Over in the UK, there’s a project due to start this coming Friday, Nov. 7 that bears keeping an eye on:
A Day in the Life is a year-long project to collect the everyday experiences of people who experience mental health difficulties in England. If you experience a mental health difficulty sign up to share with the world what your day was like on four calendar dates across the length of the project.
You don’t have to use your real name and you can be as anonymous as you want to be.
The everyday life of people with mental health difficulties has tended to remain hidden. Together we can change that by sharing what makes life better and what makes life worse. The first day in the life will be Friday 7th November 2014.
The link is here: https://dayinthelifemh.org.uk/
Let’s hope that getting a glimpse into the day to day lives of people in the UK dealing with mental health issues can help end the stigma of depression and other mental health issues.
Tomorrow I get to do something that, according to statistics, is one of the things adult survivors of sexual abuse dread the most. I have to have some dental work done.
I was terrified going to the initial appointment for an exam, I’m terrified of going back to have this work done, and I’m terrified of the number of appointments I will have to have to fully complete the work. Luckily, we found a dentist here in Corvallis who specializes in sedation dentistry, so I will actually be sedated long before I step foot in the office tomorrow, but even with that added bonus, just the thought of being in a dentist chair makes me feel queasy.
The only thing that is getting me through this, and the thing I’m counting on to get me through this whole process is the knowledge that the end result will be worth it. I’m looking forward to getting these things fixed and moving forward.
I think healing from abuse is a similar reality. Some of the steps toward healing can be scary, and many of them won’t be all that pleasant. Facing what happened, and facing the self-destructive behaviors we’ve developed over the years to help deal with it can be pretty terrifying. Healing isn’t always pretty. Sometimes, it can be a lot like taking a drill in the mouth, but we do it because the end result is worth it.
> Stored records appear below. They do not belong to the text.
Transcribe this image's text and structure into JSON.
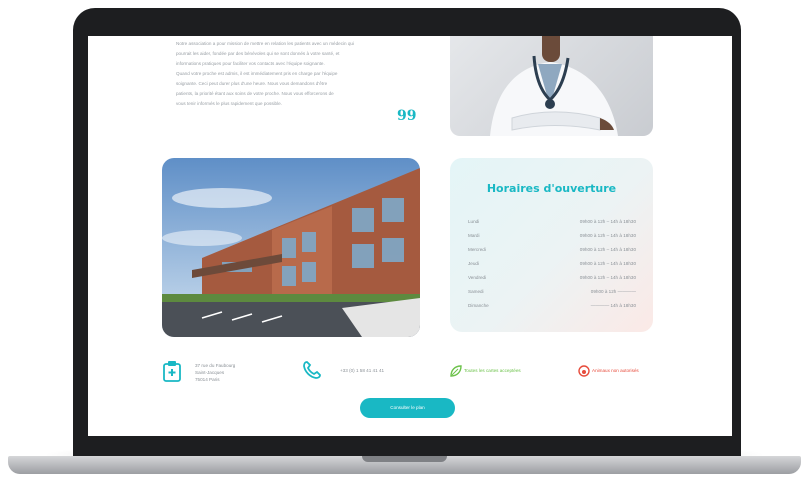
{
  "quote": {
    "lines": [
      "Notre association a pour mission de mettre en relation les patients avec un médecin qui",
      "pourrait les aider, fondée par des bénévoles qui se sont donnés à votre santé, et",
      "informations pratiques pour faciliter vos contacts avec l'équipe soignante.",
      "Quand votre proche est admis, il est immédiatement pris en charge par l'équipe",
      "soignante. Ceci peut durer plus d'une heure. Nous vous demandons d'être",
      "patients, la priorité étant aux soins de votre proche. Nous vous efforcerons de",
      "vous tenir informés le plus rapidement que possible."
    ],
    "mark": "99"
  },
  "hours": {
    "title": "Horaires d'ouverture",
    "rows": [
      {
        "day": "Lundi",
        "time": "09h00 à 12h – 14h à 18h30"
      },
      {
        "day": "Mardi",
        "time": "09h00 à 12h – 14h à 18h30"
      },
      {
        "day": "Mercredi",
        "time": "09h00 à 12h – 14h à 18h30"
      },
      {
        "day": "Jeudi",
        "time": "09h00 à 12h – 14h à 18h30"
      },
      {
        "day": "Vendredi",
        "time": "09h00 à 12h – 14h à 18h30"
      },
      {
        "day": "Samedi",
        "time": "09h00 à 12h ————"
      },
      {
        "day": "Dimanche",
        "time": "———— 14h à 18h30"
      }
    ]
  },
  "contact": {
    "address": [
      "37 rue du Faubourg",
      "Saint-Jacques",
      "75014 Paris"
    ],
    "phone": "+33 (0) 1 58 41 41 41",
    "accepted": "Toutes les cartes acceptées",
    "pets": "Animaux non autorisés"
  },
  "cta": {
    "label": "Consulter le plan"
  },
  "colors": {
    "accent": "#19b8c4",
    "green": "#6cc24a",
    "red": "#e74c3c",
    "frame": "#1d1e20"
  },
  "icons": [
    "hospital-icon",
    "phone-icon",
    "leaf-icon",
    "pet-forbidden-icon",
    "quote-icon"
  ]
}
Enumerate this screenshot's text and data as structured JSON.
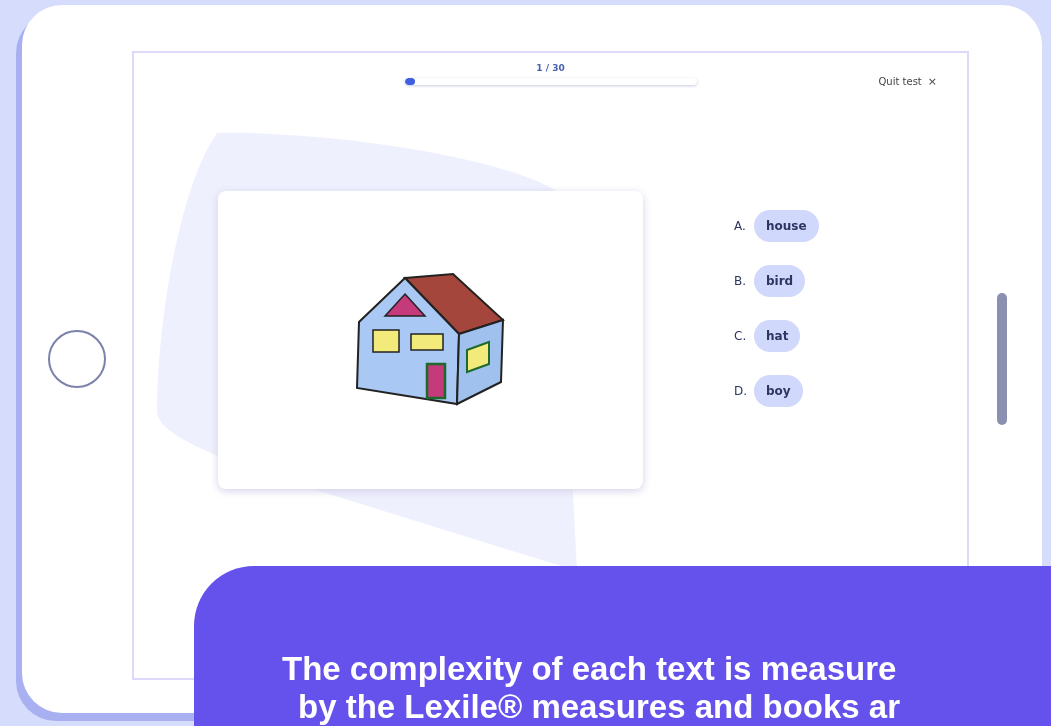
{
  "progress": {
    "label": "1 / 30",
    "level": 0.035
  },
  "quit": {
    "label": "Quit test",
    "close": "×"
  },
  "options": [
    {
      "letter": "A.",
      "text": "house",
      "selected": false
    },
    {
      "letter": "B.",
      "text": "bird",
      "selected": false
    },
    {
      "letter": "C.",
      "text": "hat",
      "selected": false
    },
    {
      "letter": "D.",
      "text": "boy",
      "selected": false
    }
  ],
  "caption": {
    "lines": [
      "The complexity of each text is measure",
      "by the Lexile® measures and books ar"
    ]
  }
}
A life beyond “surviving” is out there, and it’s possible, but you have to show up to each appointment to get there. Keep your eyes on the end goal and keep moving forward!
If you haven’t seen it mentioned on other blogs, today, Oct 10, 2014 is “World Mental Health Day”. The fine folks over at Psych Central are throwing a “blog party” to celebrate, getting bloggers to write a post about mental health and linking to it from that page.
One of the things you can see on that page, or looking at Twitter for the #wmhd14 hashtag, it becomes pretty obvious that there are a lot of people writing about mental health today.
I think that’s fantastic, for one very big reason. When I was in the midst of the worst of my depression, the one thing that I remember most clearly is the feeling of being utterly alone. That’s one of the lies depression tells you, that no one will understand, no one knows what it’s like, and no one can help you. Looking around today, I can see just how untruthful that is. There are resources, (Though we need more!!!) there are people who care and, most importantly, there are people who’ve been where you are, and survived.
Today is also a day that I saw an article about the 40,000 people we lose to suicide every year in the US. How many of those people would still be with us if they could have known how many others are out here dealing with the same thing they are, and offering support for one another. So do me a favor, ok? Share what we’re seeing online today with the people you care about. You never know how many of them might need to know.